- [Exercise details]: The response must be made up of the lines in the entries below that contain "global".

--- Data for processing Enclosed Below ---

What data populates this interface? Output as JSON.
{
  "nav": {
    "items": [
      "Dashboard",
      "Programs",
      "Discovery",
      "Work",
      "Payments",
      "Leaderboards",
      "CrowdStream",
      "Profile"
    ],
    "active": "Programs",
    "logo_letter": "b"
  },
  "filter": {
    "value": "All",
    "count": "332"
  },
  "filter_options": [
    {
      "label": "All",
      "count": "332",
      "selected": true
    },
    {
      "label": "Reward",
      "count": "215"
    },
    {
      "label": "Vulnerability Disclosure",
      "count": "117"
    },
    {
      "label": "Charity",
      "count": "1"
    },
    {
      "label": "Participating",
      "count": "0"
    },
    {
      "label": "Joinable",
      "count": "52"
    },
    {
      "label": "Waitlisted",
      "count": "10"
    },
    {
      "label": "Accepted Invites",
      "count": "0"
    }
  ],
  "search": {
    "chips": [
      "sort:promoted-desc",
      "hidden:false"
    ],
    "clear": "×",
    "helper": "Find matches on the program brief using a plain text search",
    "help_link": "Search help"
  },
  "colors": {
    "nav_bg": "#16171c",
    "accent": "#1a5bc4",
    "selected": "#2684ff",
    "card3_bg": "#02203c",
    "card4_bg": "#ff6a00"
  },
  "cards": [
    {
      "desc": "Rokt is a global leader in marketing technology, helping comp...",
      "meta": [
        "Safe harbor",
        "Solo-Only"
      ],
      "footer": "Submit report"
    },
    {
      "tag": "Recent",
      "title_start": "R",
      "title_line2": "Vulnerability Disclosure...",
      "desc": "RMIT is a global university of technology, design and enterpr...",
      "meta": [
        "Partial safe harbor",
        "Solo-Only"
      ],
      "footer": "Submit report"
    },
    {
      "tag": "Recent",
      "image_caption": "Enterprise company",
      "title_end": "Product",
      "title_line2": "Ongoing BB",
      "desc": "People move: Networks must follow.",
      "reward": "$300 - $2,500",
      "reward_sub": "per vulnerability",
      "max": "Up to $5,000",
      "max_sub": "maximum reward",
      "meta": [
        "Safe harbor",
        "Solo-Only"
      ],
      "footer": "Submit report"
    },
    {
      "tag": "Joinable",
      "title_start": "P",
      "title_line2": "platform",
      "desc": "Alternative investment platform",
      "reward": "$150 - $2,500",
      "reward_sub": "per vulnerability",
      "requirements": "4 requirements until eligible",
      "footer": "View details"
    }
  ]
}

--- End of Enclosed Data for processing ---

- [Exercise response]:
      "desc": "Rokt is a global leader in marketing technology, helping comp...",
      "desc": "RMIT is a global university of technology, design and enterpr...",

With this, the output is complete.